### TASK OBJECTIVE
Write the whole listing out again, word for word.

### DATA EXCERPTS
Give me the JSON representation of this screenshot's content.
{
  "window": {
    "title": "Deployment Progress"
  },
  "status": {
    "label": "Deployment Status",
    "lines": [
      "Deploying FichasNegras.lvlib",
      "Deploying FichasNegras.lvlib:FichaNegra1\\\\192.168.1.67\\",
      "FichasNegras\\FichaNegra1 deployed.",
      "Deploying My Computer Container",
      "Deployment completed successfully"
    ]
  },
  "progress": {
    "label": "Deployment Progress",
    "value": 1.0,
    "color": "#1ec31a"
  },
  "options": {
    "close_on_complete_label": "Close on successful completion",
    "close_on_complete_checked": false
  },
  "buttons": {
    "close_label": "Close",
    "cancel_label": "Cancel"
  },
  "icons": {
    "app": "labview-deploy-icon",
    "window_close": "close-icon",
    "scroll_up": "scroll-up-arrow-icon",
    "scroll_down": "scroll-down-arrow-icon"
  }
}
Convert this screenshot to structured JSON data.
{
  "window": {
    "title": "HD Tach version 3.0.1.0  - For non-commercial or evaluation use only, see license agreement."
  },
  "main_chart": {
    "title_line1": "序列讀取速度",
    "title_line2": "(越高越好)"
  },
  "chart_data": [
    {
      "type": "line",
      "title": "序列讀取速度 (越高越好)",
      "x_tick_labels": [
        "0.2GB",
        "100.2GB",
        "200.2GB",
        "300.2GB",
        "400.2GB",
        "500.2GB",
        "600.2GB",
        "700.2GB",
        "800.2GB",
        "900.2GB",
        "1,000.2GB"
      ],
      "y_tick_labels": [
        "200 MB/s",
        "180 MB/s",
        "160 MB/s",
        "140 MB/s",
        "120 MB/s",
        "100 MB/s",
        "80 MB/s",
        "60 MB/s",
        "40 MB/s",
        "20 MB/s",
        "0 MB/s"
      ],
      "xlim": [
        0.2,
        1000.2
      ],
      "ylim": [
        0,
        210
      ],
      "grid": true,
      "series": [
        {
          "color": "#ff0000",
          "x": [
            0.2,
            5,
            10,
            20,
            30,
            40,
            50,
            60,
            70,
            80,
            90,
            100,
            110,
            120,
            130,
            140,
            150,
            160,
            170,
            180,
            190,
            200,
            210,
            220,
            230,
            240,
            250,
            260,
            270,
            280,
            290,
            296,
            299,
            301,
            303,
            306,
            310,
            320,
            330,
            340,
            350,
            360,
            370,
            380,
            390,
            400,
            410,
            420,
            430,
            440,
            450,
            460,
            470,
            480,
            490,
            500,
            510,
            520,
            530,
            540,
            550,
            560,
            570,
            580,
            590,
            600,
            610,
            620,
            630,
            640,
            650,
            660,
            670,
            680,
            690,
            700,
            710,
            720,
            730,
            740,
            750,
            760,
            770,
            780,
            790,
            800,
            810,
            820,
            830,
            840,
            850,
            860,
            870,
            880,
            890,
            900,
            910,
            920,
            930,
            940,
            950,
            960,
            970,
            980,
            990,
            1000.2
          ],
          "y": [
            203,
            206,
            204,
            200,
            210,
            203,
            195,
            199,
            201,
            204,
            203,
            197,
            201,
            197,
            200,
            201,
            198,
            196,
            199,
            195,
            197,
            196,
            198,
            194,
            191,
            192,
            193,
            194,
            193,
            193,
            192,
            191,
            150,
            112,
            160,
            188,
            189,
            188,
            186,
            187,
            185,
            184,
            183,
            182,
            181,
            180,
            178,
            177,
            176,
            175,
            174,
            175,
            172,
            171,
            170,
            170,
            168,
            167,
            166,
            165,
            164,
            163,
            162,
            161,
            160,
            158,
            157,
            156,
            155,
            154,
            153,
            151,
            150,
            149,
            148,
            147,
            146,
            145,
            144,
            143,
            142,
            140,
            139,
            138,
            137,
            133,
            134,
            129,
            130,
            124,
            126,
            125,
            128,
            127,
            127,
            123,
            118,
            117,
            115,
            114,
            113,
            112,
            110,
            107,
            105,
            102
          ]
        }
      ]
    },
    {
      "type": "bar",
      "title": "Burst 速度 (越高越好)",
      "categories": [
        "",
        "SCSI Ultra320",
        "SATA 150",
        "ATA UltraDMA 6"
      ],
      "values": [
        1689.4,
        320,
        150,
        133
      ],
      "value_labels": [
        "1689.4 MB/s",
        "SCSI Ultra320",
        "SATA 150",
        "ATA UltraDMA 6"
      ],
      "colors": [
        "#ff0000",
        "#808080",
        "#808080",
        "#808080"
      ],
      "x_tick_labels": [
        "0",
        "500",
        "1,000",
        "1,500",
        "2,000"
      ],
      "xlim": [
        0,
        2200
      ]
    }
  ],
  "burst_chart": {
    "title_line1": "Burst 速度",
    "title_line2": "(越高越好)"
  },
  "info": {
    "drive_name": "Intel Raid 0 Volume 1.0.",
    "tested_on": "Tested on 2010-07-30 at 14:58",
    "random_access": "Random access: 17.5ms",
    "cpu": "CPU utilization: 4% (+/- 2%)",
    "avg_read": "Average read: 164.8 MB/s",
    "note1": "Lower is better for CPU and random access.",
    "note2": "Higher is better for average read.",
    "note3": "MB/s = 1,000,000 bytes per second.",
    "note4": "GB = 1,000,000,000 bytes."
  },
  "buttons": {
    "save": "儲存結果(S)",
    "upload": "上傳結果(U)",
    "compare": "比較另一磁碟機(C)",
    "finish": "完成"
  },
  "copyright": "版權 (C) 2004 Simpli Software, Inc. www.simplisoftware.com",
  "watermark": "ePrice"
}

### RESPONSE BOX
Give me the JSON representation of this screenshot's content.
{
  "window": {
    "title": "Deployment Progress"
  },
  "status": {
    "label": "Deployment Status",
    "lines": [
      "Deploying FichasNegras.lvlib",
      "Deploying FichasNegras.lvlib:FichaNegra1\\\\192.168.1.67\\",
      "FichasNegras\\FichaNegra1 deployed.",
      "Deploying My Computer Container",
      "Deployment completed successfully"
    ]
  },
  "progress": {
    "label": "Deployment Progress",
    "value": 1.0,
    "color": "#1ec31a"
  },
  "options": {
    "close_on_complete_label": "Close on successful completion",
    "close_on_complete_checked": false
  },
  "buttons": {
    "close_label": "Close",
    "cancel_label": "Cancel"
  },
  "icons": {
    "app": "labview-deploy-icon",
    "window_close": "close-icon",
    "scroll_up": "scroll-up-arrow-icon",
    "scroll_down": "scroll-down-arrow-icon"
  }
}
Convert this screenshot to structured JSON data.
{
  "window": {
    "title": "HD Tach version 3.0.1.0  - For non-commercial or evaluation use only, see license agreement."
  },
  "main_chart": {
    "title_line1": "序列讀取速度",
    "title_line2": "(越高越好)"
  },
  "chart_data": [
    {
      "type": "line",
      "title": "序列讀取速度 (越高越好)",
      "x_tick_labels": [
        "0.2GB",
        "100.2GB",
        "200.2GB",
        "300.2GB",
        "400.2GB",
        "500.2GB",
        "600.2GB",
        "700.2GB",
        "800.2GB",
        "900.2GB",
        "1,000.2GB"
      ],
      "y_tick_labels": [
        "200 MB/s",
        "180 MB/s",
        "160 MB/s",
        "140 MB/s",
        "120 MB/s",
        "100 MB/s",
        "80 MB/s",
        "60 MB/s",
        "40 MB/s",
        "20 MB/s",
        "0 MB/s"
      ],
      "xlim": [
        0.2,
        1000.2
      ],
      "ylim": [
        0,
        210
      ],
      "grid": true,
      "series": [
        {
          "color": "#ff0000",
          "x": [
            0.2,
            5,
            10,
            20,
            30,
            40,
            50,
            60,
            70,
            80,
            90,
            100,
            110,
            120,
            130,
            140,
            150,
            160,
            170,
            180,
            190,
            200,
            210,
            220,
            230,
            240,
            250,
            260,
            270,
            280,
            290,
            296,
            299,
            301,
            303,
            306,
            310,
            320,
            330,
            340,
            350,
            360,
            370,
            380,
            390,
            400,
            410,
            420,
            430,
            440,
            450,
            460,
            470,
            480,
            490,
            500,
            510,
            520,
            530,
            540,
            550,
            560,
            570,
            580,
            590,
            600,
            610,
            620,
            630,
            640,
            650,
            660,
            670,
            680,
            690,
            700,
            710,
            720,
            730,
            740,
            750,
            760,
            770,
            780,
            790,
            800,
            810,
            820,
            830,
            840,
            850,
            860,
            870,
            880,
            890,
            900,
            910,
            920,
            930,
            940,
            950,
            960,
            970,
            980,
            990,
            1000.2
          ],
          "y": [
            203,
            206,
            204,
            200,
            210,
            203,
            195,
            199,
            201,
            204,
            203,
            197,
            201,
            197,
            200,
            201,
            198,
            196,
            199,
            195,
            197,
            196,
            198,
            194,
            191,
            192,
            193,
            194,
            193,
            193,
            192,
            191,
            150,
            112,
            160,
            188,
            189,
            188,
            186,
            187,
            185,
            184,
            183,
            182,
            181,
            180,
            178,
            177,
            176,
            175,
            174,
            175,
            172,
            171,
            170,
            170,
            168,
            167,
            166,
            165,
            164,
            163,
            162,
            161,
            160,
            158,
            157,
            156,
            155,
            154,
            153,
            151,
            150,
            149,
            148,
            147,
            146,
            145,
            144,
            143,
            142,
            140,
            139,
            138,
            137,
            133,
            134,
            129,
            130,
            124,
            126,
            125,
            128,
            127,
            127,
            123,
            118,
            117,
            115,
            114,
            113,
            112,
            110,
            107,
            105,
            102
          ]
        }
      ]
    },
    {
      "type": "bar",
      "title": "Burst 速度 (越高越好)",
      "categories": [
        "",
        "SCSI Ultra320",
        "SATA 150",
        "ATA UltraDMA 6"
      ],
      "values": [
        1689.4,
        320,
        150,
        133
      ],
      "value_labels": [
        "1689.4 MB/s",
        "SCSI Ultra320",
        "SATA 150",
        "ATA UltraDMA 6"
      ],
      "colors": [
        "#ff0000",
        "#808080",
        "#808080",
        "#808080"
      ],
      "x_tick_labels": [
        "0",
        "500",
        "1,000",
        "1,500",
        "2,000"
      ],
      "xlim": [
        0,
        2200
      ]
    }
  ],
  "burst_chart": {
    "title_line1": "Burst 速度",
    "title_line2": "(越高越好)"
  },
  "info": {
    "drive_name": "Intel Raid 0 Volume 1.0.",
    "tested_on": "Tested on 2010-07-30 at 14:58",
    "random_access": "Random access: 17.5ms",
    "cpu": "CPU utilization: 4% (+/- 2%)",
    "avg_read": "Average read: 164.8 MB/s",
    "note1": "Lower is better for CPU and random access.",
    "note2": "Higher is better for average read.",
    "note3": "MB/s = 1,000,000 bytes per second.",
    "note4": "GB = 1,000,000,000 bytes."
  },
  "buttons": {
    "save": "儲存結果(S)",
    "upload": "上傳結果(U)",
    "compare": "比較另一磁碟機(C)",
    "finish": "完成"
  },
  "copyright": "版權 (C) 2004 Simpli Software, Inc. www.simplisoftware.com",
  "watermark": "ePrice"
}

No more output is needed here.